New regs adding to supply chain woes
A surge of new regulations across the world in response to the supply chain crisis has placed greater accountability on suppliers and purchasers, warns UK national standards body BSI.
It said that organisations will have to monitor changes to regulations if they want to best cope with ongoing global disruptions.
New legislation, from the CHIPS Act in the US to increased GDPR regulations in Europe, has seen governments intervene to boost domestic supply chains and enhance governance.
“Unprecedented price inflation, exacerbated by the Russia-Ukraine war, but also an enduring legacy of Covid-19-related shutdowns and the resulting prolonged shortage of key manufacturing components, has awakened governments to the importance of global supply chains to national interests,” BSI said.
Publishing its annual Supply Chain Risk Insights Report, BSI says organisations that manage disruption to their supply chains in 2023 will be best equipped to weather further financial challenges.
Susan Taylor Martin, chief executive of BSI, said: “2022 saw volatility in global supply chains that many would never have expected in their lifetime… Given the turbulence of the last 12 months, 2023 will be an important watershed for many organisations – with those that successfully manage their supply chain risks being more likely to thrive.”
BSI’s analysis of supply chain trends last year reveals that theft from facilities replaced stolen cargo from hijacking as the leading cause of loss. Theft from facilities now accounts for more than a quarter of all thefts. Hijacking was down from 24% to 17% but BSI said it continues to impact global supply chains, in particular food, pharmaceuticals and construction materials.

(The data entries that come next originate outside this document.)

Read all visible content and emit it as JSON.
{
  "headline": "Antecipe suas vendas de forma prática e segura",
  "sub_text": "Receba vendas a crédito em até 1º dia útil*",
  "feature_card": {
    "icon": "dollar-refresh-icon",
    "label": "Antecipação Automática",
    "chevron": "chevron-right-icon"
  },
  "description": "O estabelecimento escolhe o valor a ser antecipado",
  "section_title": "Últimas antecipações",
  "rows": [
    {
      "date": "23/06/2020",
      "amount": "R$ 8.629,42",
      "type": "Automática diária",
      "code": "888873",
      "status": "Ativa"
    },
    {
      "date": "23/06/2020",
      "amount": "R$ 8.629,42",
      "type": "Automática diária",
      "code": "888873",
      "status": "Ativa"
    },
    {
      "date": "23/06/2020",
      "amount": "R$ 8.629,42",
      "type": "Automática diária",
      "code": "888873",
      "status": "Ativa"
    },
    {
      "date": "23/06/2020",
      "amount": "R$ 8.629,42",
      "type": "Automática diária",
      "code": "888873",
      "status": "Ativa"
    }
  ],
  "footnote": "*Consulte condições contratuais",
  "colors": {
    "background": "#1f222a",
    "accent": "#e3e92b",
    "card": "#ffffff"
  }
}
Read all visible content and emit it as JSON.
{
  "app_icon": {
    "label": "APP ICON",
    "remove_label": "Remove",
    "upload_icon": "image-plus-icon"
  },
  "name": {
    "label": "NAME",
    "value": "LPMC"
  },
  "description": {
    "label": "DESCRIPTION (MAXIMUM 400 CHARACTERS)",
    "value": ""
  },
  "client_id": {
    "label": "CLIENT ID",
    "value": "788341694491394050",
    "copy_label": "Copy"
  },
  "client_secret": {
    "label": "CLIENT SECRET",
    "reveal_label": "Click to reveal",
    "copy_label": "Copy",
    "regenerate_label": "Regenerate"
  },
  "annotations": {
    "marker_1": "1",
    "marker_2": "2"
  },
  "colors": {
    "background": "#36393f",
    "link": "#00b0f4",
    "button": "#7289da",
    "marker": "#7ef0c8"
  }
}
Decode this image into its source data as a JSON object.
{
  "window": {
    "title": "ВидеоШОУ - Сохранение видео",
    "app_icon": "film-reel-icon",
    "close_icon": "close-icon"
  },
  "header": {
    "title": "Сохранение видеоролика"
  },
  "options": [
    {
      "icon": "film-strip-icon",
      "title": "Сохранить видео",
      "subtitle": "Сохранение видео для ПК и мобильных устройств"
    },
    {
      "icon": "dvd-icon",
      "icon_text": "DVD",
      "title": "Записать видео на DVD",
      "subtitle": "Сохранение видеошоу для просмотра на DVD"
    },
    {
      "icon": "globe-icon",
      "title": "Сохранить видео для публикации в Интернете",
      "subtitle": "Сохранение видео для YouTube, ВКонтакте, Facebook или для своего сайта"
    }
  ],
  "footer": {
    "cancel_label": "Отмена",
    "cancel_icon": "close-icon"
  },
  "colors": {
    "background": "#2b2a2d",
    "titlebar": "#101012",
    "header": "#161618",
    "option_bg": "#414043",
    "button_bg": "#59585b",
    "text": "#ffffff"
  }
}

Food and beverages remain the most commonly stolen commodity overall, followed by fuel and electronics, according to the BSI.
In addition to prioritising regulatory changes, BSI said organisations need strong leadership and buy-in from the top to manage supply chain risks.
It also found that 73% of firms are significantly concerned about the risks posed by supply chain digitisation. BSI said there is urgent need to address digital risks.
It went on to urge organisations to invest in tools and technology, such as data analysis and IoT, to understand their supply chain and grasp the unique challenges facing each sector.